Tony Sandkamp, owner of Sandkamp Woodworks in New Jersey, is a supporter of paid sick days for workers – because it makes sense for employees, and it makes sense for his company’s bottom line. Sandkamp, a Main Street Alliance leader, recently joined a panel of business leaders at the New York Regional Forum on Working Families, organized by the White House and the Department of Labor.
Part of the discussion focused on paid sick days. While many employees take it for granted that their employer will still pay them if they are forced to stay home sick a few days each year,many more workers are not given the option. If employees don’t come to work, they aren’t paid. Even scarier, if they miss work because of sickness, they risk losing their job.
“It’s ironic that I am advocating for paid sick leave, given that I think the last sick day I personally took was when I broke my leg in the third grade,” said Sandkamp. “When I worked for the airlines back in my twenties, I earned the ‘perfect attendance’ award for three consecutive years.
“But paid sick days just makes common sense – even for me and my small business,” said Sandkamp. Continue reading
Alliance for a Just Society Photo by Jason Collette
The day after Republicans in the U.S. Senate blocked a modest minimum wage increase to $10.10, Seattle small business owners with the Main Street Alliance proclaimed their support for a city level $15 minimum wage.
“It is smart and responsible to raise the minimum wage, boost our local economy, and support small business success at the same time,” said Joe Fugere, owner of Tutta Bella Neapolitan Pizzeria, who served on the Mayor’s Income Inequality Advisory Committee.
“Main Street Alliance brought a strong small business voice to the process that sought common ground because we know our economy is built from the bottom up, not the top down,” said Fugere. “We recognize that our local economy is stronger when low- and middle-class families have greater economic security and more money to spend. Continue reading

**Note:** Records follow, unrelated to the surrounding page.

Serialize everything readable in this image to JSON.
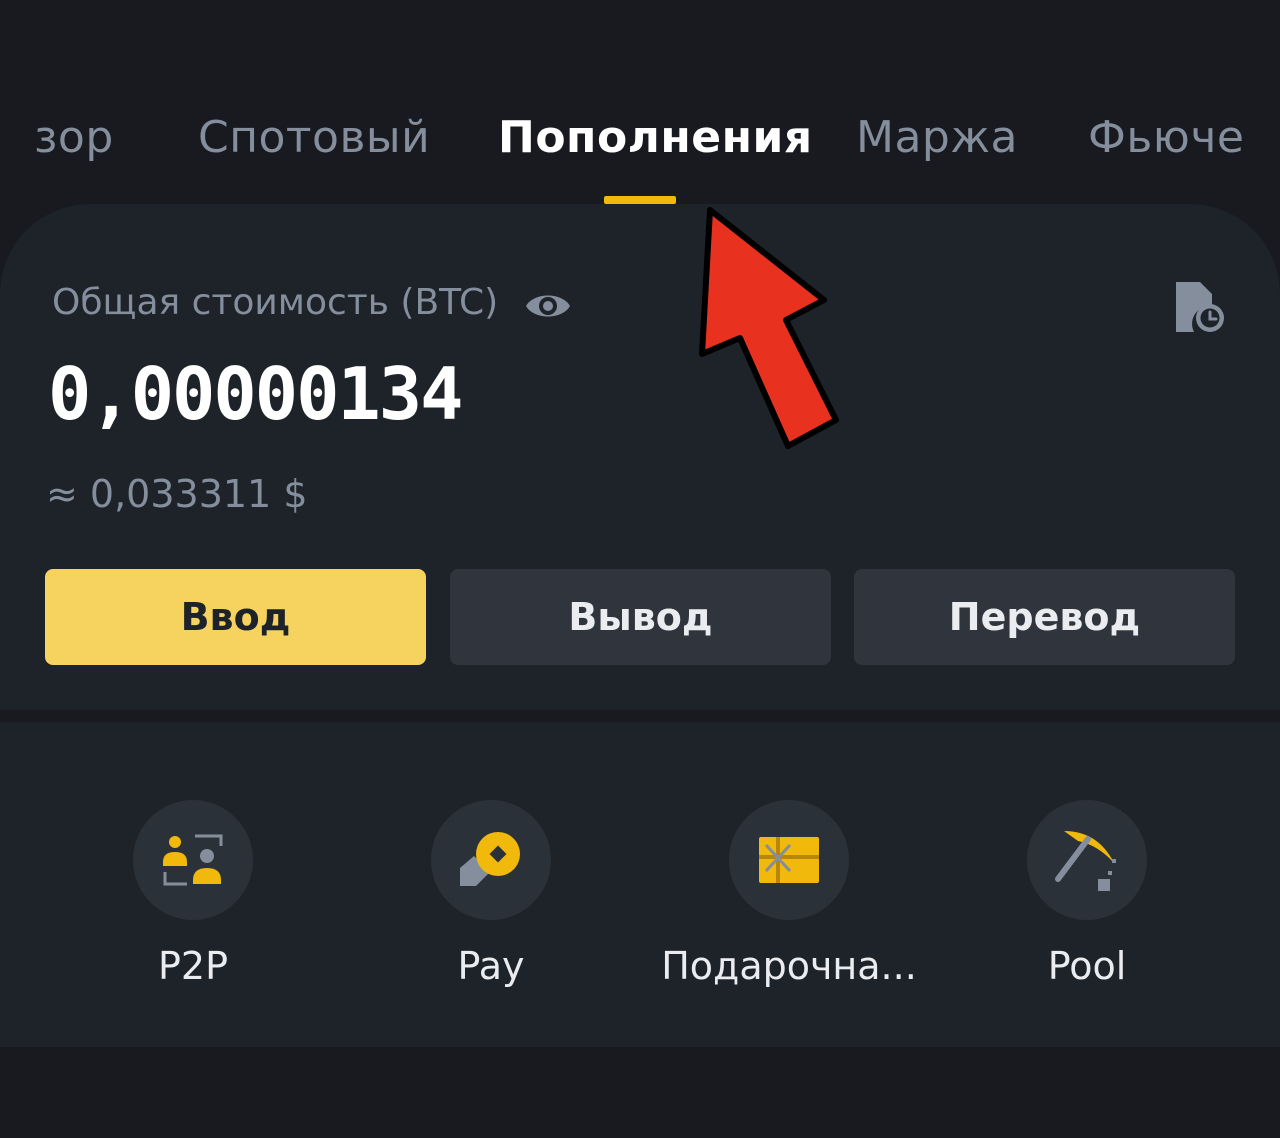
{
  "tabs": [
    {
      "label": "зор"
    },
    {
      "label": "Спотовый"
    },
    {
      "label": "Пополнения",
      "active": true
    },
    {
      "label": "Маржа"
    },
    {
      "label": "Фьюче"
    }
  ],
  "balance": {
    "label": "Общая стоимость (BTC)",
    "btc_value": "0,00000134",
    "usd_value": "≈ 0,033311 $"
  },
  "actions": {
    "deposit_label": "Ввод",
    "withdraw_label": "Вывод",
    "transfer_label": "Перевод"
  },
  "shortcuts": [
    {
      "label": "P2P",
      "icon": "p2p-icon"
    },
    {
      "label": "Pay",
      "icon": "pay-icon"
    },
    {
      "label": "Подарочна...",
      "icon": "gift-card-icon"
    },
    {
      "label": "Pool",
      "icon": "pool-pickaxe-icon"
    }
  ],
  "colors": {
    "accent": "#f0b90b",
    "deposit_button": "#f6d35e",
    "background": "#181a20",
    "card": "#1e2329",
    "annotation_arrow": "#e8321f"
  }
}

After three years of persistent and tireless work by Colorado Progressive Coalition members, the Colorado legislature this month finally passed meaningful protections for homeowners at risk of losing their homes.
For years horror stories have abounded in the press of banks that lost paperwork, homeowners never speaking to the same person twice, promises of a loan modification while simultaneously foreclosing on the borrower. Abuses by the banks added to the immense stress homeowners – and added to the growing number of foreclosures that could have been prevented.
The package of protections passed by the Colorado legislature is known as the “Homeowners Bill of Rights,” and is similar to those passed previously in California, Nevada, and Minnesota. Continue reading